* [Directions]: Look through the lines below for the word "this", and copy every line that has it.

[Entries taken from a collection]
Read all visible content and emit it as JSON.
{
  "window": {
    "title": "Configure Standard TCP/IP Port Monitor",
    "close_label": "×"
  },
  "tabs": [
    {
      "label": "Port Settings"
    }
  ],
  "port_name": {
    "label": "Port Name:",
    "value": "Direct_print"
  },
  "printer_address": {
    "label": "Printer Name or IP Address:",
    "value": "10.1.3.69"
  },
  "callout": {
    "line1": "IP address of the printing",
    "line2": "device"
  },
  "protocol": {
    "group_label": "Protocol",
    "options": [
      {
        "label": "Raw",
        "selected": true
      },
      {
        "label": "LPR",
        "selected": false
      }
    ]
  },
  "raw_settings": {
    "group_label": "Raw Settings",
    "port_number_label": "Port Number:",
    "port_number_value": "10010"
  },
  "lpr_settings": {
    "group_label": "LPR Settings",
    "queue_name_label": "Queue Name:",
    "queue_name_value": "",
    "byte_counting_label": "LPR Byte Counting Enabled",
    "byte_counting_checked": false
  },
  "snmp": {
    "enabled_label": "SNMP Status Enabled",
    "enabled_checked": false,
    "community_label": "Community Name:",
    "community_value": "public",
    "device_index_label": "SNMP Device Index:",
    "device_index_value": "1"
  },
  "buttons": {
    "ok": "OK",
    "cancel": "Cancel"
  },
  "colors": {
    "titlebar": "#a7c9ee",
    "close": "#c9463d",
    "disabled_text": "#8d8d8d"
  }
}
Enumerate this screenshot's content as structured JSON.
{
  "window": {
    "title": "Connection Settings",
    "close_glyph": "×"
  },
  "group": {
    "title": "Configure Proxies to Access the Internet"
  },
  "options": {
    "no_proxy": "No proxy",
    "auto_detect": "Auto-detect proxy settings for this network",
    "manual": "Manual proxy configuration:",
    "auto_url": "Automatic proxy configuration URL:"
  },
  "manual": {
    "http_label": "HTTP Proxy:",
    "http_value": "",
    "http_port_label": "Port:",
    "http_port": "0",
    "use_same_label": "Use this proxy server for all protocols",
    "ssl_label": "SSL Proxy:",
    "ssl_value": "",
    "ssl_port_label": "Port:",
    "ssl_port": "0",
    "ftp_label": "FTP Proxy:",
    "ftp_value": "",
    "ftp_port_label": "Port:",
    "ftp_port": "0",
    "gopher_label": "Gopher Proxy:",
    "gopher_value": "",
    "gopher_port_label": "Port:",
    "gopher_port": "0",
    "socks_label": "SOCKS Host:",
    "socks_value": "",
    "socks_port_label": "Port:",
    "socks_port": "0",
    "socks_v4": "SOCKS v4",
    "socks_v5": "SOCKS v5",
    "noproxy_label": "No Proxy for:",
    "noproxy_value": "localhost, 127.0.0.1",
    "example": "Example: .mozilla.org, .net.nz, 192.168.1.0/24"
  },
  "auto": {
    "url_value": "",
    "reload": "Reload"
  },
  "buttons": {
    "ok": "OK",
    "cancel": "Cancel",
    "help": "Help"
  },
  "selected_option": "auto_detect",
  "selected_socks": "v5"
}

* [Completed exercise]:
Enumerate this screenshot's content as structured JSON.
    "auto_detect": "Auto-detect proxy settings for this network",
    "use_same_label": "Use this proxy server for all protocols",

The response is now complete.